Cyborg & Live Art
The confrence started off with a performance by FoxGlove and Pure Venom. One represented science and the other witchcraft. They argued and disrupted eachother and essentially conveyed their long history and their similar point of orgin. The performance was engaging and humours and a great start.
The duo run the occult club night Coven.
The underground nature of nightlife, particularly LGBT and alternative clubs, also fits with the secret lifestyle that witches have been forced into over the years: “Witches were persecuted throughout history,” explains Lucius. “A lot of the occult scene merges with the queer scene. There’s a parallel between witchcraft and people who feel either persecuted or ostracized. If you belong to a minority, then being more interested in witchcraft goes hand in hand.”
Dr. Jennifer Parker-Starbuck spoke about the ideas in her book Cyborg Theatre: Corporeal/Technological Intersections in Multimedia Performance. I wish she had more time to speak. The whole confrence was a lot of information. Jennifer said that technology was the form and content of performance art in the 90’s. In writting her book she mapped out the development & uses of technology in performance from ancient times to present specifying the subject and object relationship. We have reached a point were we have internalized (not literally) technology. Cyborg can be a metephorical stance aswell a physical one. Extensions of ourselves include internet presence/identies. On a physical level like artist Moon Ribas. Jennifer’s writting is currently leading her towards cyborg animality.
A duo (seen performing in the video below) represented Quimera Rosa, a research and performance collective that runs workshops internationaly around technology, the body and sound. The body is explored through powerdynamics, submission, domination, sexuality, senuality, gender, animal, breaking down, amplifying, adding.. The body becomes a sensorial interface.
“Our work is based on the deconstruction of sex and gender identities as well as in the interaction body/machine/environment. Our performances present hybrid beings, chimeras, where the production of the subjectivity is the result of a prosthetic incorporation.

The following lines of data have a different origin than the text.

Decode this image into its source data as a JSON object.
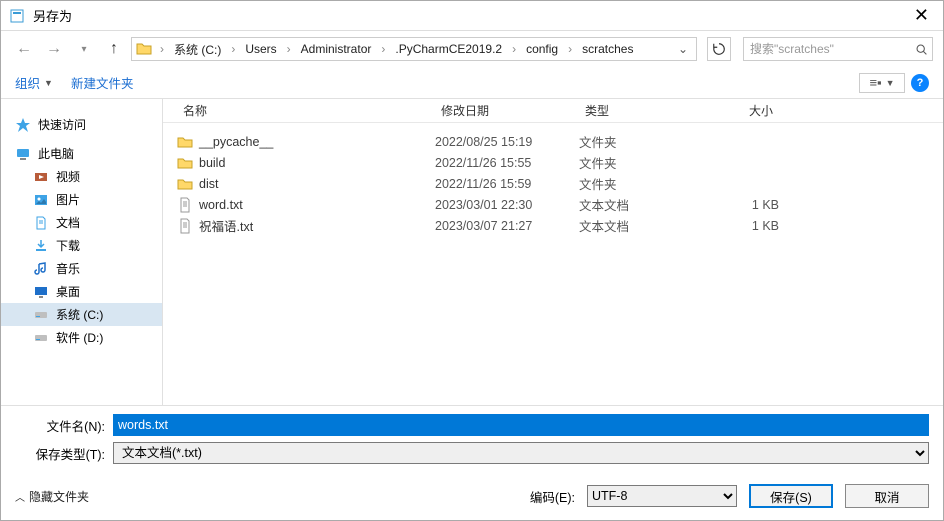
{
  "window": {
    "title": "另存为"
  },
  "breadcrumb": {
    "items": [
      "系统 (C:)",
      "Users",
      "Administrator",
      ".PyCharmCE2019.2",
      "config",
      "scratches"
    ]
  },
  "search": {
    "placeholder": "搜索\"scratches\""
  },
  "toolbar": {
    "organize": "组织",
    "new_folder": "新建文件夹"
  },
  "sidebar": {
    "quick_access": "快速访问",
    "this_pc": "此电脑",
    "video": "视频",
    "pictures": "图片",
    "documents": "文档",
    "downloads": "下载",
    "music": "音乐",
    "desktop": "桌面",
    "drive_c": "系统 (C:)",
    "drive_d": "软件 (D:)"
  },
  "columns": {
    "name": "名称",
    "date": "修改日期",
    "type": "类型",
    "size": "大小"
  },
  "files": [
    {
      "icon": "folder",
      "name": "__pycache__",
      "date": "2022/08/25 15:19",
      "type": "文件夹",
      "size": ""
    },
    {
      "icon": "folder",
      "name": "build",
      "date": "2022/11/26 15:55",
      "type": "文件夹",
      "size": ""
    },
    {
      "icon": "folder",
      "name": "dist",
      "date": "2022/11/26 15:59",
      "type": "文件夹",
      "size": ""
    },
    {
      "icon": "txt",
      "name": "word.txt",
      "date": "2023/03/01 22:30",
      "type": "文本文档",
      "size": "1 KB"
    },
    {
      "icon": "txt",
      "name": "祝福语.txt",
      "date": "2023/03/07 21:27",
      "type": "文本文档",
      "size": "1 KB"
    }
  ],
  "form": {
    "filename_label": "文件名(N):",
    "filename_value": "words.txt",
    "filetype_label": "保存类型(T):",
    "filetype_value": "文本文档(*.txt)"
  },
  "footer": {
    "hide_folders": "隐藏文件夹",
    "encoding_label": "编码(E):",
    "encoding_value": "UTF-8",
    "save": "保存(S)",
    "cancel": "取消"
  }
}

Aware by transfeminist and postidentitary discourses, we make bodies a platform for public intervention, breaking up limits between public and private. We understand sexuality as a technological and artistic creation and seek to experiment hybrid, flexible and changing identities able to blur frontiers between natural/artificial, normal/abnormal, man/woman, hetero/homo, human/machine, human/ animal, politic/art, science/art, reality/fiction…”
a topic that was discussed with Quirmira Rosa was the postporn movement in Spain and the difference between porn and post porn. The only clear difference I could pin down was that the point of post porn is not to create something the viewer can wank to.
“Post-porn reflects on pleasure and pain, quivering bodies, the concept of injury and the scatological as possible tools for catharsis and regeneration. The allusions to death and bodily fluids as obscene subjects. Indeed, the movement is a creative and revolutionary one that calls on us to reflect on what a pornographic image is, what sex work is, what gender is, and what the whole point of feminism is.
The implications of this strategy may be understood through reading feminist theory. In Gender Trouble: Feminism and the Subversion of Identity (New York: Routledge, 1990) Judith Butler suggests that gender norms function as a mechanism that produces subjectivity, which has served as the basis for a series of groups classified as sexual minorities that are gaining acceptance, such as the transsexual community. She poses the idea of sex as something natural that has been configured within the logic of the gender binary. This book cast doubt on the status of ‘woman’ or ‘women’ and forced the feminist movement to rethink its assumptions and to understand that ‘women’, are more than simply a given collective subject—they are of political significance. This created a revolution in identity politics, marking the evolution of feminism toward queer theory and pro-sex feminism, the bases of post-porn.”
The last speaker was Victoria Sin reading a really well written essay on speculative fiction, intersentional discourse, and her reasent project Dream Babes.
Victoria on the Left at Dream Babes.
“The project’s iterations include a regular QTIPOC focused sci-fi reading group; Speculative Sex: an event featuring the work of Shu Lea Cheang and Eric Pussyboy investigating the potential for science fiction narratives to disrupt scientific narratives naturalizing normative states of sex and gender; and a three-day programme of events bringing together eleven artists working across varied mediums to enact queer collectivity and to create space to image queer futurity.”